Nonhlanhla has a debit order into a 32-day notice account where she saves for things she needs like furniture or renovations. She doesn’t touch the money for six months at a time. With such easy access to credit, many of us have forgotten what it is like to save for something rather than use our credit cards. By having a debit order in place, Nonhlanhla also makes sure her savings are prioritised before spending.
Kgomotso uses the Stash App to save into a tax-free savings account. We have featured this great investment tool on Money Matters. Stash is an app available to anyone which can be download through Google Play or the App Store. You link your credit or debit card to the app and every time you spend on the card, you can select to have R5, R10 or even R50 immediately transferred to a zero-fee, tax-free savings account. The account is invested in a fund that tracks the performance of the 100 largest companies in South Africa. This is a great way to turn spending into saving.
Shirin uses a piggybank to save all her silver coins. This is one of those really simple but effective savings strategies. Did you know that if you fill a 2L coke bottle with R2 coins it adds up to R3 000! If you stick to R5 coins, you could have R5 000 saved.
Joy uses loyalty rewards to invest in unit trusts. Usually we use our loyalty rewards for spending, but it can create the perfect opportunity to start investing. Find out if any of your reward programmes offer investment options.
Amanda committed herself to the 52-week savings challenge. In this challenge you start by saving R10 a week and each week you increase it by another R10. For example, in week one, you save R10, week two R20 –by week 20 you would be saving R200 a week. It gets tougher as the numbers climb, but it is a great way to gradually start saving.
Nosi saves 35% of her income which she divides into various buckets. She puts money into a retirement annuity, belongs to one stokvel that pays out January school fees and another that pays out in turns during the year. She also has a dedicated savings account for her car deposit and keeps her change in a piggybank. What is great about this approach is that Nosi is saving for specific needs – so each rand has a goal.

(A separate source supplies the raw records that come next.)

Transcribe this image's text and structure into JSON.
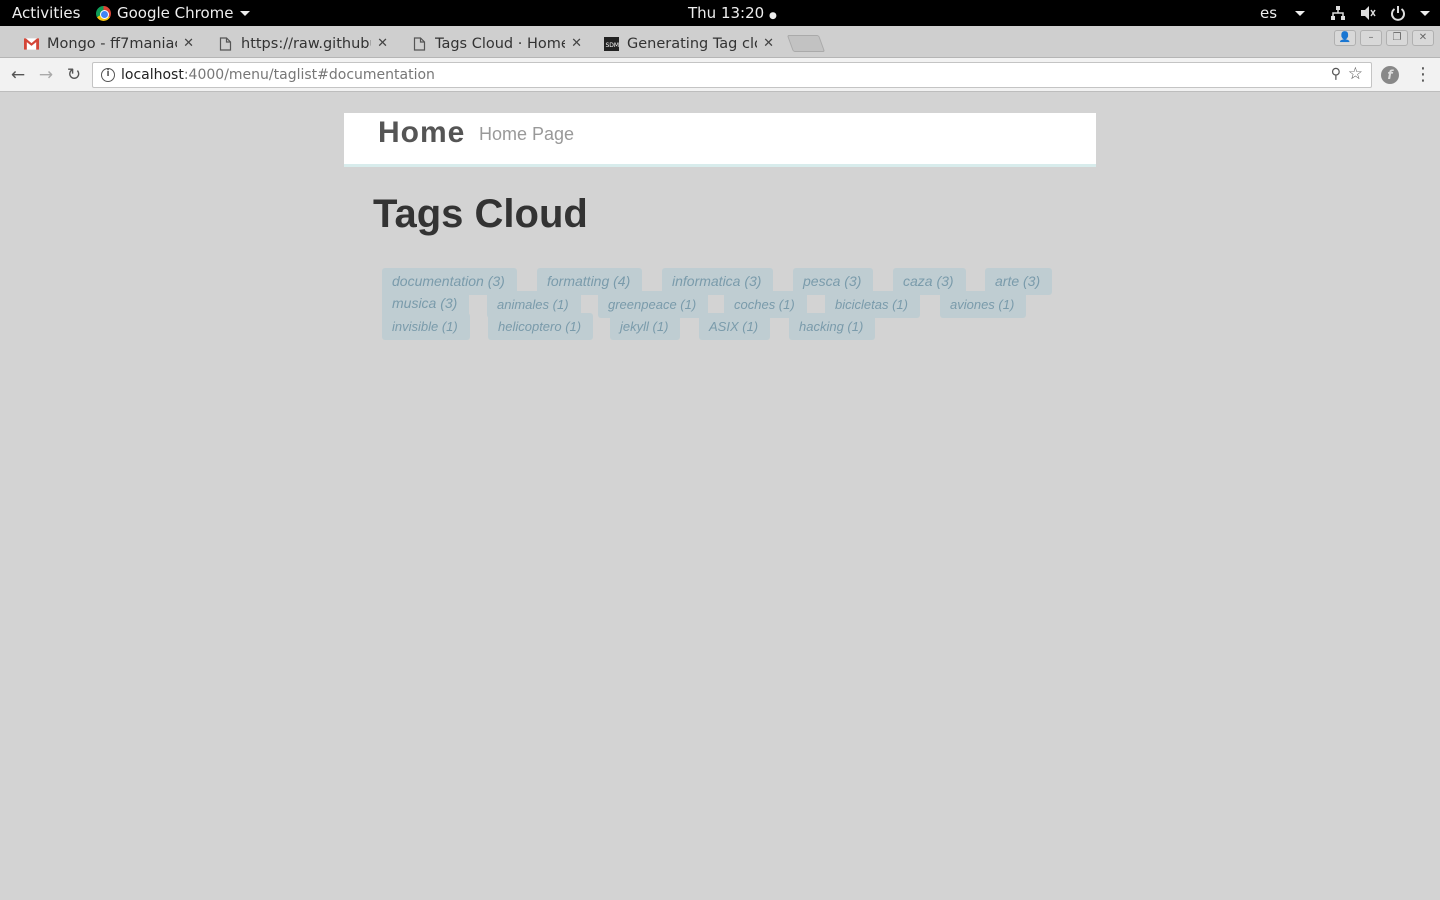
{
  "system_bar": {
    "activities": "Activities",
    "app_name": "Google Chrome",
    "clock": "Thu 13:20",
    "language": "es"
  },
  "tabs": [
    {
      "title": "Mongo - ff7maniac@",
      "icon": "gmail-icon",
      "active": false
    },
    {
      "title": "https://raw.githubus",
      "icon": "page-icon",
      "active": false
    },
    {
      "title": "Tags Cloud · Home",
      "icon": "page-icon",
      "active": true
    },
    {
      "title": "Generating Tag clou",
      "icon": "sdm-icon",
      "active": false
    }
  ],
  "toolbar": {
    "url_host": "localhost",
    "url_rest": ":4000/menu/taglist#documentation"
  },
  "site": {
    "brand": "Home",
    "tagline": "Home Page"
  },
  "page": {
    "title": "Tags Cloud"
  },
  "tags": [
    {
      "label": "documentation (3)"
    },
    {
      "label": "formatting (4)"
    },
    {
      "label": "informatica (3)"
    },
    {
      "label": "pesca (3)"
    },
    {
      "label": "caza (3)"
    },
    {
      "label": "arte (3)"
    },
    {
      "label": "musica (3)"
    },
    {
      "label": "animales (1)"
    },
    {
      "label": "greenpeace (1)"
    },
    {
      "label": "coches (1)"
    },
    {
      "label": "bicicletas (1)"
    },
    {
      "label": "aviones (1)"
    },
    {
      "label": "invisible (1)"
    },
    {
      "label": "helicoptero (1)"
    },
    {
      "label": "jekyll (1)"
    },
    {
      "label": "ASIX (1)"
    },
    {
      "label": "hacking (1)"
    }
  ]
}
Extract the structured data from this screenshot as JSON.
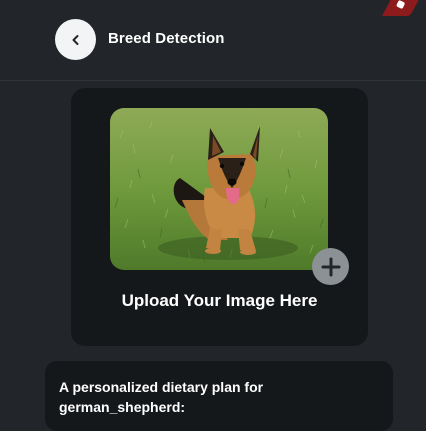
{
  "header": {
    "title": "Breed Detection",
    "back_icon": "chevron-left-icon"
  },
  "upload": {
    "label": "Upload Your Image Here",
    "add_icon": "plus-icon"
  },
  "diet": {
    "line1": "A personalized dietary plan for",
    "line2": "german_shepherd:"
  },
  "colors": {
    "background": "#22262a",
    "card": "#15181b",
    "ribbon": "#8e1b1b"
  }
}
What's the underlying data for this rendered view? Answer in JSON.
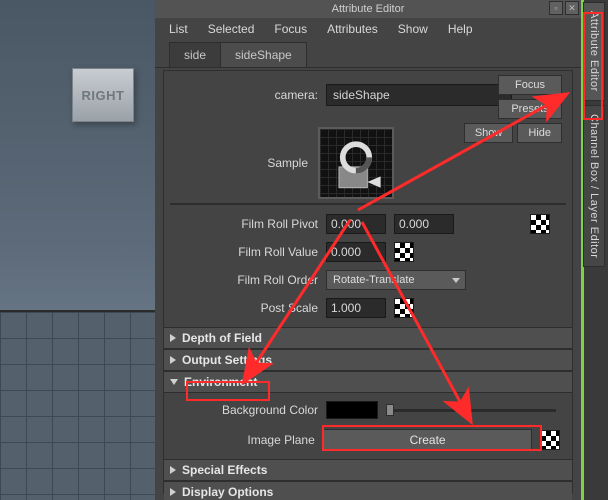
{
  "title": "Attribute Editor",
  "menu": [
    "List",
    "Selected",
    "Focus",
    "Attributes",
    "Show",
    "Help"
  ],
  "tabs": [
    {
      "label": "side",
      "active": false
    },
    {
      "label": "sideShape",
      "active": true
    }
  ],
  "camera": {
    "label": "camera:",
    "value": "sideShape"
  },
  "rightButtons": {
    "focus": "Focus",
    "presets": "Presets",
    "show": "Show",
    "hide": "Hide"
  },
  "sample": {
    "label": "Sample"
  },
  "filmRoll": {
    "pivotLabel": "Film Roll Pivot",
    "pivotX": "0.000",
    "pivotY": "0.000",
    "valueLabel": "Film Roll Value",
    "value": "0.000",
    "orderLabel": "Film Roll Order",
    "orderValue": "Rotate-Translate",
    "postScaleLabel": "Post Scale",
    "postScale": "1.000"
  },
  "sections": {
    "depthOfField": "Depth of Field",
    "outputSettings": "Output Settings",
    "environment": "Environment",
    "specialEffects": "Special Effects",
    "displayOptions": "Display Options"
  },
  "environment": {
    "bgLabel": "Background Color",
    "imagePlaneLabel": "Image Plane",
    "createLabel": "Create"
  },
  "sideTabs": {
    "attributeEditor": "Attribute Editor",
    "channelBox": "Channel Box / Layer Editor"
  },
  "viewport": {
    "cubeLabel": "RIGHT"
  }
}
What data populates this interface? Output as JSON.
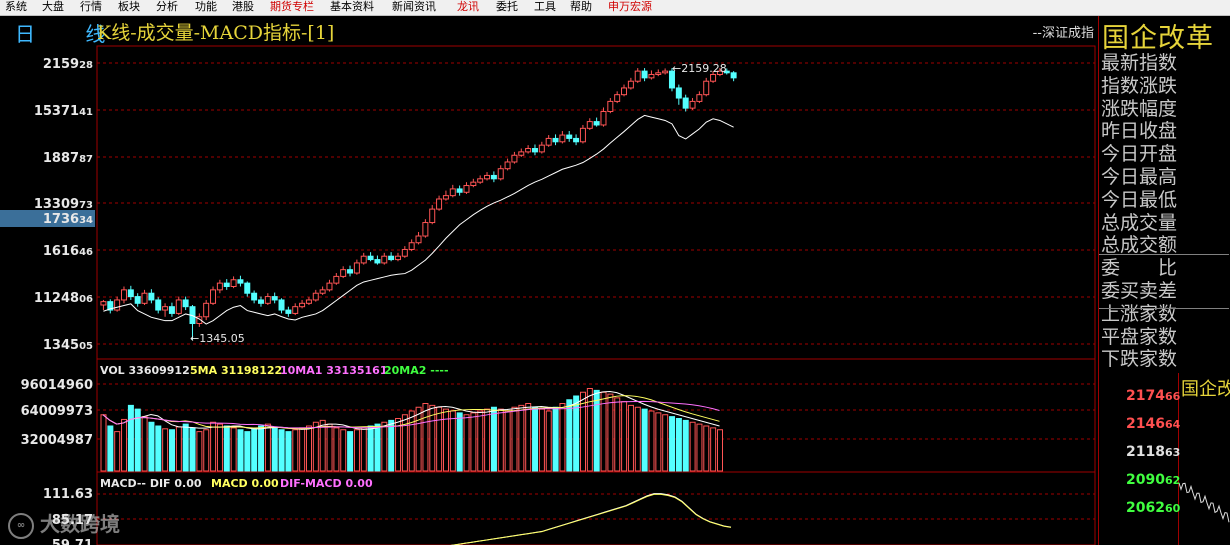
{
  "menu": [
    "系统",
    "大盘",
    "行情",
    "板块",
    "分析",
    "功能",
    "港股",
    "期货专栏",
    "基本资料",
    "新闻资讯",
    "龙讯",
    "委托",
    "工具",
    "帮助",
    "申万宏源"
  ],
  "menu_red": [
    7,
    10,
    14
  ],
  "title": {
    "period": "日 线",
    "main": "K线-成交量-MACD指标-[1]",
    "index_name": "--深证成指"
  },
  "right_panel": {
    "title": "国企改革",
    "rows": [
      "最新指数",
      "指数涨跌",
      "涨跌幅度",
      "昨日收盘",
      "今日开盘",
      "今日最高",
      "今日最低",
      "总成交量",
      "总成交额",
      "委　　比",
      "委买卖差",
      "上涨家数",
      "平盘家数",
      "下跌家数"
    ],
    "mini_title": "国企改",
    "mini_prices": [
      {
        "text": "2174",
        "sub": "66",
        "color": "#ff5050"
      },
      {
        "text": "2146",
        "sub": "64",
        "color": "#ff5050"
      },
      {
        "text": "2118",
        "sub": "63",
        "color": "#e0e0e0"
      },
      {
        "text": "2090",
        "sub": "62",
        "color": "#40ff40"
      },
      {
        "text": "2062",
        "sub": "60",
        "color": "#40ff40"
      }
    ]
  },
  "axis": {
    "price_labels": [
      {
        "big": "2159",
        "small": "28"
      },
      {
        "big": "15371",
        "small": "41"
      },
      {
        "big": "1887",
        "small": "87"
      },
      {
        "big": "13309",
        "small": "73"
      },
      {
        "big": "1736",
        "small": "34"
      },
      {
        "big": "1616",
        "small": "46"
      },
      {
        "big": "11248",
        "small": "06"
      },
      {
        "big": "1345",
        "small": "05"
      }
    ],
    "vol_labels": [
      "96014960",
      "64009973",
      "32004987"
    ],
    "macd_labels": [
      "111.63",
      "85.17",
      "59.71"
    ]
  },
  "indicators": {
    "vol": "VOL 33609912",
    "ma5": "5MA 31198122",
    "ma10": "10MA1 33135161",
    "ma20": "20MA2 ----",
    "macd": "MACD-- DIF 0.00",
    "macd_val": "MACD 0.00",
    "dif_macd": "DIF-MACD 0.00"
  },
  "annotations": {
    "high": "2159.28",
    "low": "1345.05"
  },
  "watermark": "大数跨境",
  "colors": {
    "up": "#ff5555",
    "down": "#54ffff",
    "grid": "#a00000",
    "ma5": "#ffffff",
    "ma10": "#ffff60",
    "ma20": "#ff70ff"
  },
  "chart_data": {
    "type": "candlestick",
    "price_range": [
      1345.05,
      2159.28
    ],
    "candles": [
      [
        1455,
        1465,
        1470,
        1440
      ],
      [
        1465,
        1440,
        1472,
        1430
      ],
      [
        1440,
        1470,
        1480,
        1435
      ],
      [
        1470,
        1500,
        1510,
        1460
      ],
      [
        1500,
        1480,
        1512,
        1470
      ],
      [
        1480,
        1460,
        1490,
        1450
      ],
      [
        1460,
        1490,
        1500,
        1455
      ],
      [
        1490,
        1470,
        1502,
        1460
      ],
      [
        1470,
        1440,
        1478,
        1430
      ],
      [
        1440,
        1450,
        1460,
        1420
      ],
      [
        1450,
        1430,
        1462,
        1420
      ],
      [
        1430,
        1470,
        1480,
        1425
      ],
      [
        1470,
        1450,
        1480,
        1440
      ],
      [
        1450,
        1400,
        1455,
        1350
      ],
      [
        1400,
        1420,
        1430,
        1390
      ],
      [
        1420,
        1460,
        1470,
        1410
      ],
      [
        1460,
        1500,
        1510,
        1455
      ],
      [
        1500,
        1520,
        1530,
        1490
      ],
      [
        1520,
        1510,
        1532,
        1500
      ],
      [
        1510,
        1530,
        1540,
        1505
      ],
      [
        1530,
        1520,
        1542,
        1510
      ],
      [
        1520,
        1490,
        1525,
        1480
      ],
      [
        1490,
        1470,
        1498,
        1460
      ],
      [
        1470,
        1460,
        1480,
        1450
      ],
      [
        1460,
        1480,
        1490,
        1455
      ],
      [
        1480,
        1470,
        1492,
        1460
      ],
      [
        1470,
        1440,
        1475,
        1430
      ],
      [
        1440,
        1430,
        1450,
        1420
      ],
      [
        1430,
        1450,
        1460,
        1425
      ],
      [
        1450,
        1460,
        1470,
        1445
      ],
      [
        1460,
        1470,
        1478,
        1455
      ],
      [
        1470,
        1490,
        1500,
        1465
      ],
      [
        1490,
        1500,
        1510,
        1485
      ],
      [
        1500,
        1520,
        1530,
        1495
      ],
      [
        1520,
        1540,
        1550,
        1515
      ],
      [
        1540,
        1560,
        1570,
        1535
      ],
      [
        1560,
        1550,
        1572,
        1540
      ],
      [
        1550,
        1580,
        1590,
        1545
      ],
      [
        1580,
        1600,
        1610,
        1575
      ],
      [
        1600,
        1590,
        1612,
        1585
      ],
      [
        1590,
        1580,
        1602,
        1575
      ],
      [
        1580,
        1600,
        1610,
        1575
      ],
      [
        1600,
        1590,
        1612,
        1585
      ],
      [
        1590,
        1600,
        1610,
        1585
      ],
      [
        1600,
        1620,
        1630,
        1595
      ],
      [
        1620,
        1640,
        1650,
        1615
      ],
      [
        1640,
        1660,
        1672,
        1635
      ],
      [
        1660,
        1700,
        1710,
        1655
      ],
      [
        1700,
        1740,
        1752,
        1695
      ],
      [
        1740,
        1770,
        1780,
        1735
      ],
      [
        1770,
        1780,
        1795,
        1765
      ],
      [
        1780,
        1800,
        1812,
        1775
      ],
      [
        1800,
        1790,
        1810,
        1780
      ],
      [
        1790,
        1810,
        1820,
        1785
      ],
      [
        1810,
        1820,
        1830,
        1805
      ],
      [
        1820,
        1830,
        1840,
        1815
      ],
      [
        1830,
        1840,
        1850,
        1825
      ],
      [
        1840,
        1830,
        1852,
        1820
      ],
      [
        1830,
        1860,
        1870,
        1825
      ],
      [
        1860,
        1880,
        1890,
        1855
      ],
      [
        1880,
        1900,
        1910,
        1875
      ],
      [
        1900,
        1910,
        1920,
        1895
      ],
      [
        1910,
        1920,
        1930,
        1905
      ],
      [
        1920,
        1910,
        1932,
        1900
      ],
      [
        1910,
        1930,
        1940,
        1905
      ],
      [
        1930,
        1950,
        1960,
        1925
      ],
      [
        1950,
        1940,
        1962,
        1930
      ],
      [
        1940,
        1960,
        1972,
        1935
      ],
      [
        1960,
        1950,
        1972,
        1940
      ],
      [
        1950,
        1940,
        1962,
        1930
      ],
      [
        1940,
        1980,
        1990,
        1935
      ],
      [
        1980,
        2000,
        2010,
        1975
      ],
      [
        2000,
        1990,
        2012,
        1985
      ],
      [
        1990,
        2030,
        2042,
        1985
      ],
      [
        2030,
        2060,
        2070,
        2025
      ],
      [
        2060,
        2080,
        2090,
        2055
      ],
      [
        2080,
        2100,
        2110,
        2075
      ],
      [
        2100,
        2120,
        2130,
        2095
      ],
      [
        2120,
        2150,
        2159,
        2115
      ],
      [
        2150,
        2130,
        2159,
        2120
      ],
      [
        2130,
        2140,
        2152,
        2125
      ],
      [
        2140,
        2145,
        2155,
        2135
      ],
      [
        2145,
        2150,
        2158,
        2140
      ],
      [
        2150,
        2100,
        2159,
        2090
      ],
      [
        2100,
        2070,
        2110,
        2050
      ],
      [
        2070,
        2040,
        2080,
        2030
      ],
      [
        2040,
        2060,
        2070,
        2035
      ],
      [
        2060,
        2080,
        2090,
        2055
      ],
      [
        2080,
        2120,
        2130,
        2075
      ],
      [
        2120,
        2140,
        2150,
        2115
      ],
      [
        2140,
        2150,
        2159,
        2135
      ],
      [
        2150,
        2145,
        2158,
        2140
      ],
      [
        2145,
        2130,
        2150,
        2120
      ]
    ],
    "ma_line": [
      1478,
      1485,
      1490,
      1495,
      1500,
      1480,
      1470,
      1460,
      1455,
      1450,
      1450,
      1460,
      1470,
      1465,
      1455,
      1440,
      1450,
      1465,
      1480,
      1490,
      1495,
      1480,
      1475,
      1470,
      1465,
      1470,
      1462,
      1455,
      1452,
      1460,
      1465,
      1470,
      1480,
      1495,
      1510,
      1525,
      1540,
      1555,
      1565,
      1570,
      1575,
      1580,
      1585,
      1588,
      1590,
      1600,
      1615,
      1630,
      1650,
      1672,
      1695,
      1715,
      1735,
      1750,
      1765,
      1778,
      1790,
      1800,
      1808,
      1818,
      1828,
      1840,
      1852,
      1862,
      1870,
      1880,
      1890,
      1900,
      1906,
      1912,
      1920,
      1932,
      1945,
      1960,
      1978,
      1995,
      2012,
      2030,
      2048,
      2060,
      2055,
      2050,
      2045,
      2035,
      2000,
      1990,
      2005,
      2020,
      2040,
      2050,
      2045,
      2035,
      2025
    ],
    "volume": [
      60,
      48,
      42,
      55,
      70,
      66,
      58,
      52,
      48,
      45,
      44,
      47,
      50,
      46,
      42,
      44,
      52,
      50,
      48,
      46,
      44,
      42,
      45,
      48,
      50,
      46,
      44,
      42,
      44,
      46,
      48,
      52,
      54,
      50,
      46,
      44,
      42,
      44,
      46,
      48,
      50,
      52,
      54,
      56,
      60,
      64,
      68,
      72,
      70,
      68,
      66,
      64,
      62,
      60,
      62,
      64,
      66,
      68,
      66,
      64,
      68,
      70,
      72,
      68,
      66,
      64,
      68,
      72,
      76,
      80,
      84,
      88,
      86,
      84,
      82,
      78,
      74,
      70,
      68,
      66,
      64,
      62,
      60,
      58,
      56,
      54,
      52,
      50,
      48,
      46,
      44
    ],
    "volume_max": 96014960,
    "macd_dif": [
      60,
      61,
      62,
      63,
      64,
      65,
      66,
      67,
      68,
      69,
      70,
      71,
      72,
      73,
      74,
      75,
      76,
      78,
      80,
      82,
      84,
      86,
      88,
      90,
      92,
      94,
      96,
      98,
      100,
      103,
      106,
      109,
      111,
      111,
      110,
      108,
      104,
      98,
      92,
      88,
      85,
      83,
      81,
      80
    ],
    "macd_range": [
      59.71,
      111.63
    ]
  }
}
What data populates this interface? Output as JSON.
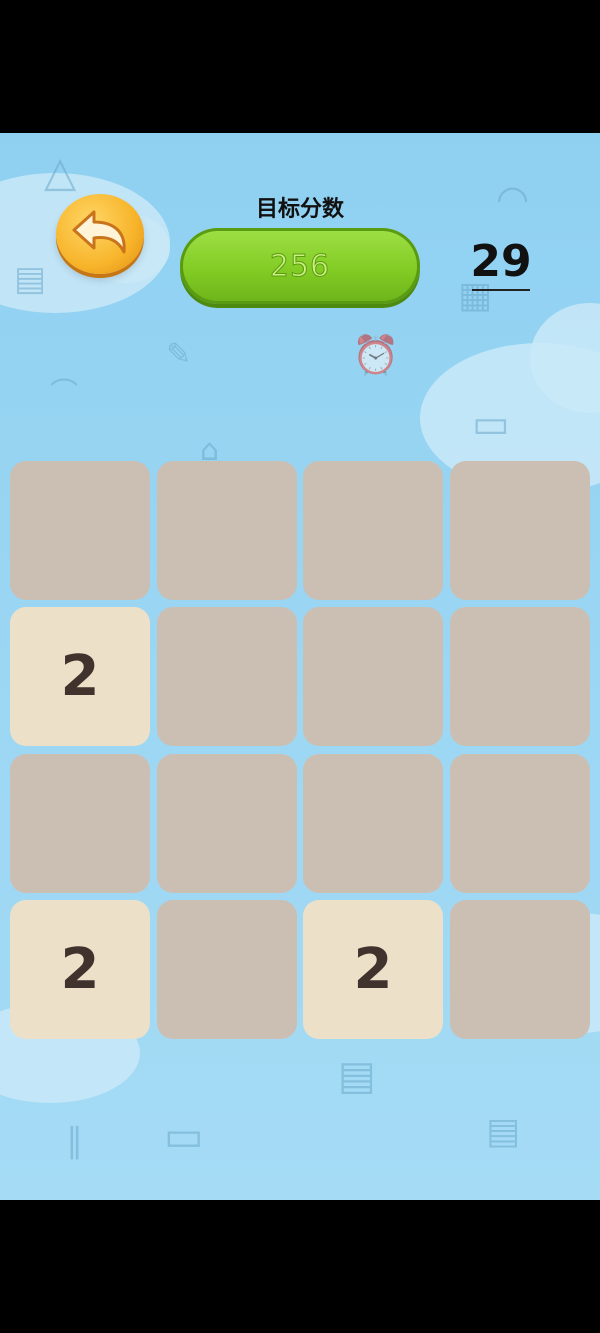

Finally, many of our respondents said they bought grocery vouchers each month to save for the festive season or kept their loyalty rewards for December.
Find those savings tricks that work for you.